Darwin is not ready for this blow. His infant son, Charles Waring Darwin, born with Down syndrome, is not doing well: the boy is infected with the bacterium that causes scarlet fever, the same disease that killed his older sister seven years ago.

After this girl, Anne, had finally succumbed to the disease, Darwin wrote that his wife Emma and he had buried “the joy of the household,” and he settled into a long sadness.

And now it is happening again. Read more »

“Your Ideals are a Luxury”?: Right-Wing Anti-Establishmentism in a mass society

by Mindy Clegg

There is an XKCD for almost every occasion!

In recent years, some of the most powerful people in our society have claimed to be beleaguered outsiders. The former president is just one of the many powerful, wealthy, privileged people who declared themselves victims of a society out to destroy them and their way of life, which we’re meant to understand represents that of “real” Americans. Despite experiencing an incredibly privileged life, they claim to be the ones who are victims of jackbooted leftist thugs. There seems to be a whole cottage industry of people who rake in money by the bucketload while claiming to speak truth to the oppressive liberal/marxist power structure. They claim to be the authentic voice of the American working class, unlike the coastal elites who have no understanding of “real” life, but of course, despite their obvious privilege, they do understand the struggles of the common man. How did we get here, where men who benefit most from our social structures, position themselves as the little guy?

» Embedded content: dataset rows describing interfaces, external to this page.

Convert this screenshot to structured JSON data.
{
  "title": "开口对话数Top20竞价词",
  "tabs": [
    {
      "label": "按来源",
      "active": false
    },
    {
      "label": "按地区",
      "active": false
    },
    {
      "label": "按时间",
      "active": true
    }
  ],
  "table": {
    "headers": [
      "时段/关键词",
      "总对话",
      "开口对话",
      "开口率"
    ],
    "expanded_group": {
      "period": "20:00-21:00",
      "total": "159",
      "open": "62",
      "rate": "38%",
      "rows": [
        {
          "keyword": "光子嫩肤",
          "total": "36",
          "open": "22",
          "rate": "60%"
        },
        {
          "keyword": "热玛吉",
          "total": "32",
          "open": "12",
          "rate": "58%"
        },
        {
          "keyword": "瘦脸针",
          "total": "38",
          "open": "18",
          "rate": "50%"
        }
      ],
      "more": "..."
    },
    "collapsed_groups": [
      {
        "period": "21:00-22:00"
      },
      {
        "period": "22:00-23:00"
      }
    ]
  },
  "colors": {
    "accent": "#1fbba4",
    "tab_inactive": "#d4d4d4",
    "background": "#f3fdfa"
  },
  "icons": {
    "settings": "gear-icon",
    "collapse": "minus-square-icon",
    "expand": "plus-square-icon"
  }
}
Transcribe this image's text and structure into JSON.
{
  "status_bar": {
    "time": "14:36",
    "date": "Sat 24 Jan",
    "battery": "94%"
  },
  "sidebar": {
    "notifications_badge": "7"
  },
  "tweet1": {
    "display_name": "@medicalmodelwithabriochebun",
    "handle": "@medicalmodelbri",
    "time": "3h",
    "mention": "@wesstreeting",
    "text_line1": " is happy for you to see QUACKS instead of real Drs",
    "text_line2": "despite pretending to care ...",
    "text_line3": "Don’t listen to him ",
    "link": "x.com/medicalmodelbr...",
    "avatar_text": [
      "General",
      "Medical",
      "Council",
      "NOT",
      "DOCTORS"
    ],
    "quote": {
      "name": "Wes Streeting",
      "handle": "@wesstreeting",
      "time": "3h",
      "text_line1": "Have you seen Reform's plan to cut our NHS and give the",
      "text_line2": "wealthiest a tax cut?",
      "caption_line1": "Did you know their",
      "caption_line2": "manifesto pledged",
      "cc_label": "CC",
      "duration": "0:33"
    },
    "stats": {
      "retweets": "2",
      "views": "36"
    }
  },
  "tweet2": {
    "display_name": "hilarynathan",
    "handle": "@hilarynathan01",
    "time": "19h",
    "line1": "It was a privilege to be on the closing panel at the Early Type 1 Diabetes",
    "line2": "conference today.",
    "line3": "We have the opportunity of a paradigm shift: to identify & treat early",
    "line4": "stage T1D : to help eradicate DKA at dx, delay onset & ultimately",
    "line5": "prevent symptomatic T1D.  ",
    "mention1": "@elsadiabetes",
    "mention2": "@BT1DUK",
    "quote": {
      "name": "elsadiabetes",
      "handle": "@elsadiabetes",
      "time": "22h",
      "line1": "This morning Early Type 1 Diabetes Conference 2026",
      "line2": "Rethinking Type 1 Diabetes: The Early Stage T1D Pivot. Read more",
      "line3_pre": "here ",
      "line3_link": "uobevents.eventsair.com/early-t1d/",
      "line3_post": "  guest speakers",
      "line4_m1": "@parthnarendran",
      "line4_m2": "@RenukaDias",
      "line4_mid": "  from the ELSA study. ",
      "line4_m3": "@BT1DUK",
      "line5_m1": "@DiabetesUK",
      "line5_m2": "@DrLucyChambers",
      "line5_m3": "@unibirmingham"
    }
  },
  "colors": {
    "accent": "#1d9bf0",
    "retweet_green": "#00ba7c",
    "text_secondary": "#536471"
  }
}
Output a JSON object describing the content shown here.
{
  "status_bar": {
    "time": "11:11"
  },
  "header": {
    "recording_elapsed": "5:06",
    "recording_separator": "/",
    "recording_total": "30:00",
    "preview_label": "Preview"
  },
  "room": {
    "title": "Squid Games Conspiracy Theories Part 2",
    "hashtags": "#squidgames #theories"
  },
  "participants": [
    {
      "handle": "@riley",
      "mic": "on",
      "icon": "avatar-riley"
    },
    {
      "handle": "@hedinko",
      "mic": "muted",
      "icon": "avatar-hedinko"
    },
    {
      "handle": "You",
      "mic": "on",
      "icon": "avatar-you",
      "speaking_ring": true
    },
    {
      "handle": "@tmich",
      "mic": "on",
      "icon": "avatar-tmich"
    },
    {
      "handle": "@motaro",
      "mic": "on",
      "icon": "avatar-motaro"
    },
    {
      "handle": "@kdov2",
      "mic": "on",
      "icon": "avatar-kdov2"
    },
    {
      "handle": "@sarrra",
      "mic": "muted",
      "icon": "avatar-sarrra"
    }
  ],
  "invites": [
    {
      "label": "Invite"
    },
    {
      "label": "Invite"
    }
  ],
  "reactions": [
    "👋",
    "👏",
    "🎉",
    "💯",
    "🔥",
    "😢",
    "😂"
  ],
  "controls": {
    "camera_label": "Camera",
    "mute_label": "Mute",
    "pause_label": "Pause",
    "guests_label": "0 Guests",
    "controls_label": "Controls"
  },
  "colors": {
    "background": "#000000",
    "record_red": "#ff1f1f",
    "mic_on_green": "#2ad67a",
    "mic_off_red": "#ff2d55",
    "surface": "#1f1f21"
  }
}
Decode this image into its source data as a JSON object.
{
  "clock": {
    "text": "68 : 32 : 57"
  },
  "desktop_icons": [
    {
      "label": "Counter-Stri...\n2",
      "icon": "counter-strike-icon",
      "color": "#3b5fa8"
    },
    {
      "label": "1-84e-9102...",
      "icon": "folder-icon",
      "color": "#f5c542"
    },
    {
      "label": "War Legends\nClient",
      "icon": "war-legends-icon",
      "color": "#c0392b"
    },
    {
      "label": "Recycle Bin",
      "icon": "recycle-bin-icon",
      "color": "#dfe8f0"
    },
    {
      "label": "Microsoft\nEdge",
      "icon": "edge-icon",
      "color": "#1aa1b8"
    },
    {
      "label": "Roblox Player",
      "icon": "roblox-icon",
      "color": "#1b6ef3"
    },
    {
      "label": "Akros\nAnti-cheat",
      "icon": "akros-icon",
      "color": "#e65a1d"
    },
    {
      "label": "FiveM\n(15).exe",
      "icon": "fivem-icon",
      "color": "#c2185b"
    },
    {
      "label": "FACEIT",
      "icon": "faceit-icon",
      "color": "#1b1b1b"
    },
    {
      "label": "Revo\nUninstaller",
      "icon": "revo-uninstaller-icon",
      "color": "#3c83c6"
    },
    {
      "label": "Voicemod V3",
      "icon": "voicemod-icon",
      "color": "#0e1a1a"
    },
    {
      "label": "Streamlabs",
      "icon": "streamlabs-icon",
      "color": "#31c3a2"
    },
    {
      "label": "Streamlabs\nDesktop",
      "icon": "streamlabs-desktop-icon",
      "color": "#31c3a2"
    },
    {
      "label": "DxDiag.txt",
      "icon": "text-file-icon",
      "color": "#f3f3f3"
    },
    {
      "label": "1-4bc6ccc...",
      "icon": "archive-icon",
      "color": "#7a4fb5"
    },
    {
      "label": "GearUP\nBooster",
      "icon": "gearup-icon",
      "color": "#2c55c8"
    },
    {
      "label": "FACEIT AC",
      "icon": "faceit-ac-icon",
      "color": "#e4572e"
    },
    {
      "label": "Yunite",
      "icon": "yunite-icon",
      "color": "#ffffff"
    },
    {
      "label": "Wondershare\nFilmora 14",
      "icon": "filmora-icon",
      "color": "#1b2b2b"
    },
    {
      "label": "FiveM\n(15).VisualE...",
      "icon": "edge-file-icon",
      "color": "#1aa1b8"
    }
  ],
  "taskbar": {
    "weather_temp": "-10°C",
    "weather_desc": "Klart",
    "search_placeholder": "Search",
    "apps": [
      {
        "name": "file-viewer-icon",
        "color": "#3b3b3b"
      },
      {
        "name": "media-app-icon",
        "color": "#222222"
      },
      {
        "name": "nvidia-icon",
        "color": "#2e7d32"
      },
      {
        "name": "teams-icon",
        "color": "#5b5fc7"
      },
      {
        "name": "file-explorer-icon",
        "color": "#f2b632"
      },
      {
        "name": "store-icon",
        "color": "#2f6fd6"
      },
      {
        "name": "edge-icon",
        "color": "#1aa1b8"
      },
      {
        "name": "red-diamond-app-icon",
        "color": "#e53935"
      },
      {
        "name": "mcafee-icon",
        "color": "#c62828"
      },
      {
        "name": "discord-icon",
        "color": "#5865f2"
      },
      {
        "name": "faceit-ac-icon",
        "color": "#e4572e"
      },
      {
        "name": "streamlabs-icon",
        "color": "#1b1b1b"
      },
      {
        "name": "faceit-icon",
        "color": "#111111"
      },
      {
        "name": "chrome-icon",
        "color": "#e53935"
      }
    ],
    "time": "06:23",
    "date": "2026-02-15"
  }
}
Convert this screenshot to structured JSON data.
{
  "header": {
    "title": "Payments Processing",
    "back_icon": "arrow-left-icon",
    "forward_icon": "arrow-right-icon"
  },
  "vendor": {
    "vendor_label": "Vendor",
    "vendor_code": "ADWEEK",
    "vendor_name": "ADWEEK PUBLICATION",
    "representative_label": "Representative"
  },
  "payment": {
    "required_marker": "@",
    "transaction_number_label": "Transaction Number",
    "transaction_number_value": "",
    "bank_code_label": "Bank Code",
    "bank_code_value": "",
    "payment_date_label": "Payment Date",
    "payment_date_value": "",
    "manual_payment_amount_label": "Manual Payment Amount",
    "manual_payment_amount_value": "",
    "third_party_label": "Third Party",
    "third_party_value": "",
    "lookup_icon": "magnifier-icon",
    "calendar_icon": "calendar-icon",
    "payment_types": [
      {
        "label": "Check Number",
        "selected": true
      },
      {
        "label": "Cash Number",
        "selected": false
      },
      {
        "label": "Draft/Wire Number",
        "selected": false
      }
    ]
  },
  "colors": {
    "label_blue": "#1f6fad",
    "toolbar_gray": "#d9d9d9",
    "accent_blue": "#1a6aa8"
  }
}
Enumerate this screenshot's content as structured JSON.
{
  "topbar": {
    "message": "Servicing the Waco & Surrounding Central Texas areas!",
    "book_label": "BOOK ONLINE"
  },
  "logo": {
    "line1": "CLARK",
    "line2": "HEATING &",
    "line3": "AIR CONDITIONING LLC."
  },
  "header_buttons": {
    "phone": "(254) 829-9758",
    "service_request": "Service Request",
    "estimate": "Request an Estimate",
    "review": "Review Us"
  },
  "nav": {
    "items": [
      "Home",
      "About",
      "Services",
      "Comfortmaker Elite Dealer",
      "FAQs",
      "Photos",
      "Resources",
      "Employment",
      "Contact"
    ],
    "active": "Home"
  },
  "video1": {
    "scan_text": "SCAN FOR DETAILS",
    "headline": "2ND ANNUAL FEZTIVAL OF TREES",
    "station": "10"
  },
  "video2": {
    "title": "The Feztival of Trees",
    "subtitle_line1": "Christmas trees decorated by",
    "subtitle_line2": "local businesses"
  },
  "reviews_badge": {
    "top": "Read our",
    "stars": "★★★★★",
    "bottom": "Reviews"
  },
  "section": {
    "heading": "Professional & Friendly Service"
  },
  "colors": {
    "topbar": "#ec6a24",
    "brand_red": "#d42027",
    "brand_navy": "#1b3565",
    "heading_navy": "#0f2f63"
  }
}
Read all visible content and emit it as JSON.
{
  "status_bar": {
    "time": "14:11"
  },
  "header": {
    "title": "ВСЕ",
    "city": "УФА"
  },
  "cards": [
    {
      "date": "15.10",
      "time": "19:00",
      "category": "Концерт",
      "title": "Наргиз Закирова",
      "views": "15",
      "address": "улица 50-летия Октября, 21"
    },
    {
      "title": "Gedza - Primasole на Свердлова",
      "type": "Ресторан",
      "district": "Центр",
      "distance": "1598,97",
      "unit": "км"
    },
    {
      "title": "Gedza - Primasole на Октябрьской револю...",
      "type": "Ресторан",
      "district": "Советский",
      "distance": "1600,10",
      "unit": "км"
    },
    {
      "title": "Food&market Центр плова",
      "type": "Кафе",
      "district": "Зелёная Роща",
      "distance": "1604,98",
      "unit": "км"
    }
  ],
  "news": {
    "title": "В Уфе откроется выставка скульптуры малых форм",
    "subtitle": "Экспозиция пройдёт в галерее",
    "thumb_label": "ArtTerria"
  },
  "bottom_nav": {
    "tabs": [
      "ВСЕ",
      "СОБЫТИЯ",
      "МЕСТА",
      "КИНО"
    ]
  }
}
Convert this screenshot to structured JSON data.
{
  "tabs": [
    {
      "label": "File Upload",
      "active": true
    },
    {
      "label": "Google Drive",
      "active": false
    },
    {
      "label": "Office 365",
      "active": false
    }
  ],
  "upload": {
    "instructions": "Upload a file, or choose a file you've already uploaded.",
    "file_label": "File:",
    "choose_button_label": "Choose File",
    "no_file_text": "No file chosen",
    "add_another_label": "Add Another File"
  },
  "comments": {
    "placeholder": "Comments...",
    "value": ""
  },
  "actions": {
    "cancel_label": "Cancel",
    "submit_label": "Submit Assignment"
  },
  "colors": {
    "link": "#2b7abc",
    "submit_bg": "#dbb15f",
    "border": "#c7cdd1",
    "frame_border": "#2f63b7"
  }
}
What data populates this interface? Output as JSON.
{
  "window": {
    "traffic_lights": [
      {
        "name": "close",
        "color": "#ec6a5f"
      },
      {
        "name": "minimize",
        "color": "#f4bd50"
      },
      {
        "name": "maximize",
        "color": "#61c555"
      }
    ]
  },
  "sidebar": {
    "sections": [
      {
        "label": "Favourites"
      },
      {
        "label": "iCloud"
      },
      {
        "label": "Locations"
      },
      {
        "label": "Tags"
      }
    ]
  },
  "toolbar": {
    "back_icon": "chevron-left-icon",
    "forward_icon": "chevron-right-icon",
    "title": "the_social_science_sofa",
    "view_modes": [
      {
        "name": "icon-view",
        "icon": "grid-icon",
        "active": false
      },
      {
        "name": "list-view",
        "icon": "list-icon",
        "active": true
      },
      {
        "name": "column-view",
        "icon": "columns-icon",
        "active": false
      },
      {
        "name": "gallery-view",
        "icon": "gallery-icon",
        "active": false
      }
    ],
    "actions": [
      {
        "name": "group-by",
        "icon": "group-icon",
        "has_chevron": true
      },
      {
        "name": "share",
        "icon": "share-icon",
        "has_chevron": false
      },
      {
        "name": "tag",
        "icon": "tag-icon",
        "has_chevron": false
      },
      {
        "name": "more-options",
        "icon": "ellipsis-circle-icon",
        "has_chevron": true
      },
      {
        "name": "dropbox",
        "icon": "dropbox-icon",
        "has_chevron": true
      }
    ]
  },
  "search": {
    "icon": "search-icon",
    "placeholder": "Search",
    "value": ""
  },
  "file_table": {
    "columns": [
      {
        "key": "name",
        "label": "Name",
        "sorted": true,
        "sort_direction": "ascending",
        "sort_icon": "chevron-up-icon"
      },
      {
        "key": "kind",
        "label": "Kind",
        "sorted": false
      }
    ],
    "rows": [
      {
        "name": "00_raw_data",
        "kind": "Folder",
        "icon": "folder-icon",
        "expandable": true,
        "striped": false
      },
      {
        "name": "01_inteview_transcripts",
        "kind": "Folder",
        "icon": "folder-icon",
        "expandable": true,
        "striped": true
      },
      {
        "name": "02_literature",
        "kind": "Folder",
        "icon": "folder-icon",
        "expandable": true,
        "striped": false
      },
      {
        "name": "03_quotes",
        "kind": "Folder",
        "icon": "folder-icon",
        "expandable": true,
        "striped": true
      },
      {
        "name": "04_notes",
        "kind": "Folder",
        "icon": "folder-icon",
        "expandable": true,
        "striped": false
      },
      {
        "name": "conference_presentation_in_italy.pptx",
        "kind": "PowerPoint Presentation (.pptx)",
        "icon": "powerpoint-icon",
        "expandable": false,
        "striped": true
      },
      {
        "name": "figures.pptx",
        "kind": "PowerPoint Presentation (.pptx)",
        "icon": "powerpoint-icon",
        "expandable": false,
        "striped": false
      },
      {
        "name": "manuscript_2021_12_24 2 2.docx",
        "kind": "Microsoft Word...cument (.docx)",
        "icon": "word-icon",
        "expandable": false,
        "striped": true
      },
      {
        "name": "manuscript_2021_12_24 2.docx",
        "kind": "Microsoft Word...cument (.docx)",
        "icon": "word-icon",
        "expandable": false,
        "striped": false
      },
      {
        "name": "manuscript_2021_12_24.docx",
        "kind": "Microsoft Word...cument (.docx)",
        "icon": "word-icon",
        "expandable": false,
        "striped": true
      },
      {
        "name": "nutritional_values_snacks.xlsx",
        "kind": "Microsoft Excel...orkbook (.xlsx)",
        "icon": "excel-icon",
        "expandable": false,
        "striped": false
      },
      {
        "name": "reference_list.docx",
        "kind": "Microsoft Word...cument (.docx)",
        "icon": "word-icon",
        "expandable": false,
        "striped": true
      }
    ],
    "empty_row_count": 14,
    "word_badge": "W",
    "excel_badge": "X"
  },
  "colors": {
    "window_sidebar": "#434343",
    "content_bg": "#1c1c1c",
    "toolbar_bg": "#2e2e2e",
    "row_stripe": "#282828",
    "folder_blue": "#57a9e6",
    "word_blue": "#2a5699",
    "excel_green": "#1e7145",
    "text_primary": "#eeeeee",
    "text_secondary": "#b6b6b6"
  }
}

This comes from a longer history of political shifts in America and of the rise of mass cultural consumption as a means of political expression. As culture came to stand in for political rebellion, the far right sought to weaponize mass culture to sneak in far right, reactionary ideology via the back door. But their ability to embrace an outsider status is evidence of their own privilege, as being an outsider has a strong cultural cache in our current mass mediated environment. Read more »